§ **Requirement**:
The goal here is an exact copy of the entries below, without their pictures.

§ **Material shown**:
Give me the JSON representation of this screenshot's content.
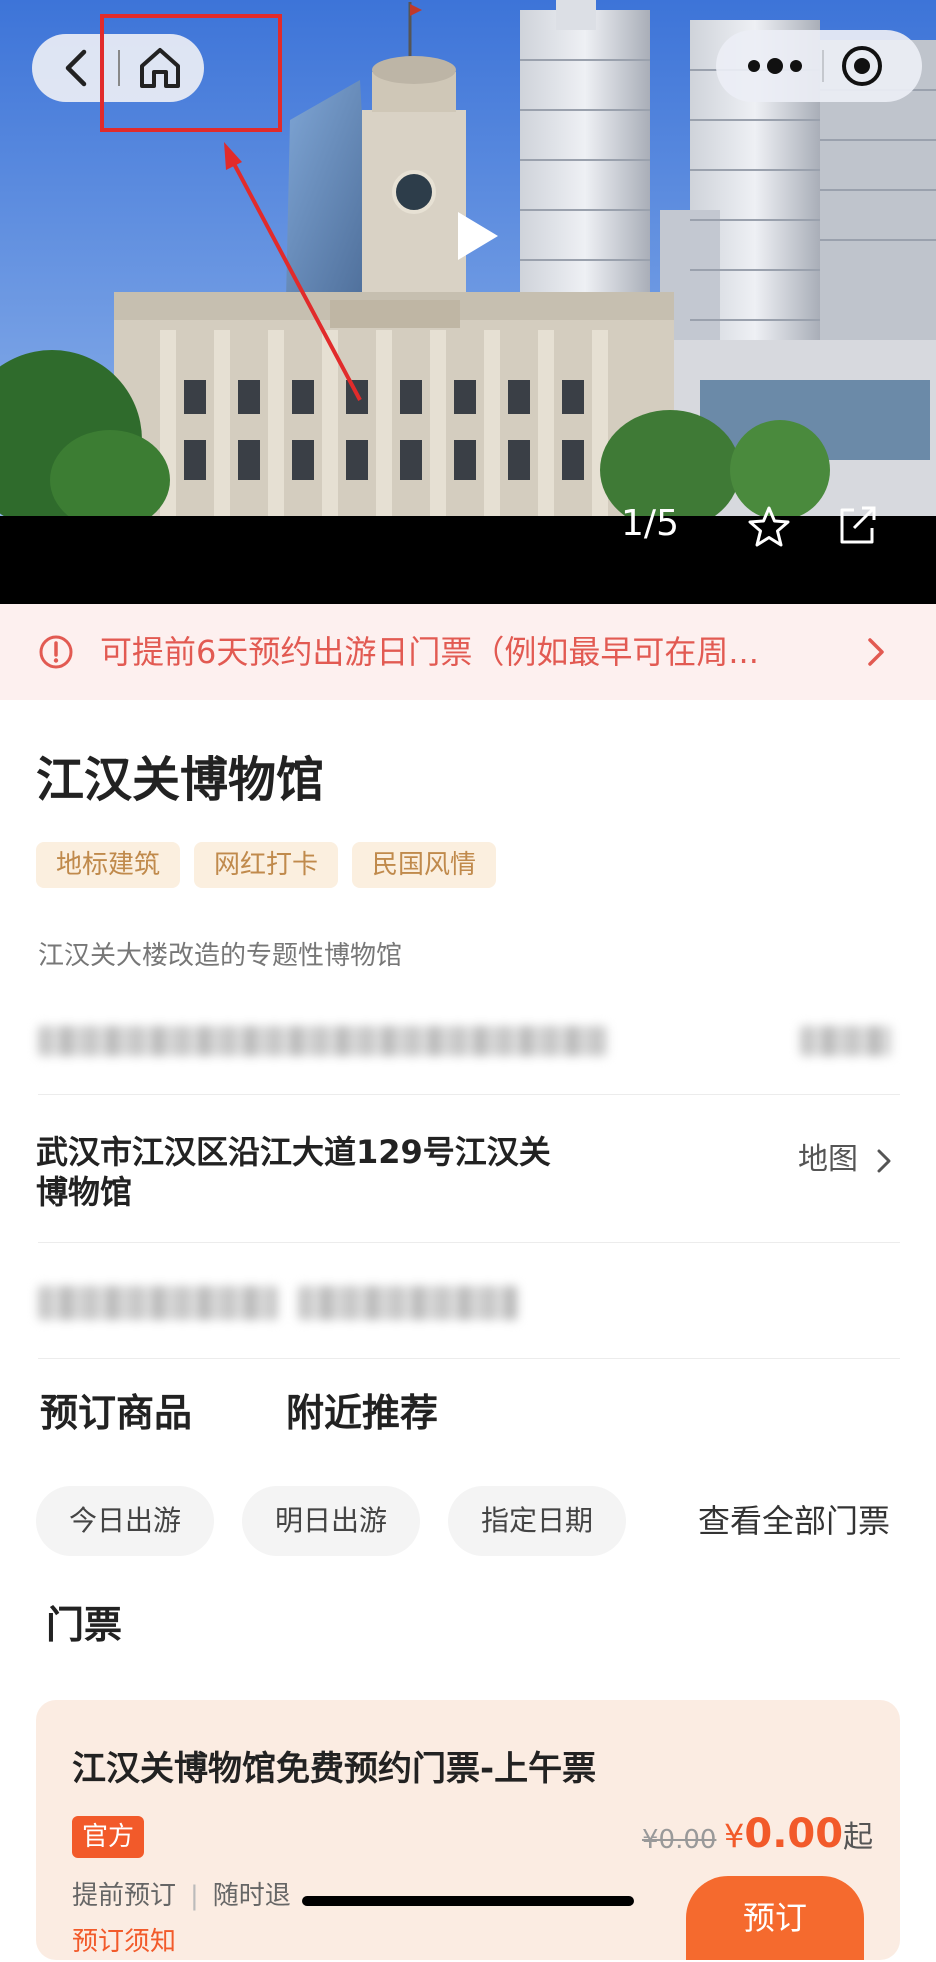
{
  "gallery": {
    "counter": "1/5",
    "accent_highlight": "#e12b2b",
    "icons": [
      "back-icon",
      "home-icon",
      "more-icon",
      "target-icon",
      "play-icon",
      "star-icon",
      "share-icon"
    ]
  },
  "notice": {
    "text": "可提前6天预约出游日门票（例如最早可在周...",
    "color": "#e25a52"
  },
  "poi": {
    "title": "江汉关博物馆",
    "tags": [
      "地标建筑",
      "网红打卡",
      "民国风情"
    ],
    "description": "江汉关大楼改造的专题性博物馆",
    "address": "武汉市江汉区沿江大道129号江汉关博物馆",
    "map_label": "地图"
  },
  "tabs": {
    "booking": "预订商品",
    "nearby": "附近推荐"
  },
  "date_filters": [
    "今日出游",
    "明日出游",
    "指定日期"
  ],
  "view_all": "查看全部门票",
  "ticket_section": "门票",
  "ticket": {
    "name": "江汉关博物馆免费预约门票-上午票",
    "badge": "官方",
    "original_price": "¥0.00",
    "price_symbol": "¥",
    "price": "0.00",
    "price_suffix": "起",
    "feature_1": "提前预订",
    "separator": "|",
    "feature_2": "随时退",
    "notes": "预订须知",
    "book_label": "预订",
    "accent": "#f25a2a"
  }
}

§ **Reply**:
Give me the JSON representation of this screenshot's content.
{
  "gallery": {
    "counter": "1/5",
    "accent_highlight": "#e12b2b",
    "icons": [
      "back-icon",
      "home-icon",
      "more-icon",
      "target-icon",
      "play-icon",
      "star-icon",
      "share-icon"
    ]
  },
  "notice": {
    "text": "可提前6天预约出游日门票（例如最早可在周...",
    "color": "#e25a52"
  },
  "poi": {
    "title": "江汉关博物馆",
    "tags": [
      "地标建筑",
      "网红打卡",
      "民国风情"
    ],
    "description": "江汉关大楼改造的专题性博物馆",
    "address": "武汉市江汉区沿江大道129号江汉关博物馆",
    "map_label": "地图"
  },
  "tabs": {
    "booking": "预订商品",
    "nearby": "附近推荐"
  },
  "date_filters": [
    "今日出游",
    "明日出游",
    "指定日期"
  ],
  "view_all": "查看全部门票",
  "ticket_section": "门票",
  "ticket": {
    "name": "江汉关博物馆免费预约门票-上午票",
    "badge": "官方",
    "original_price": "¥0.00",
    "price_symbol": "¥",
    "price": "0.00",
    "price_suffix": "起",
    "feature_1": "提前预订",
    "separator": "|",
    "feature_2": "随时退",
    "notes": "预订须知",
    "book_label": "预订",
    "accent": "#f25a2a"
  }
}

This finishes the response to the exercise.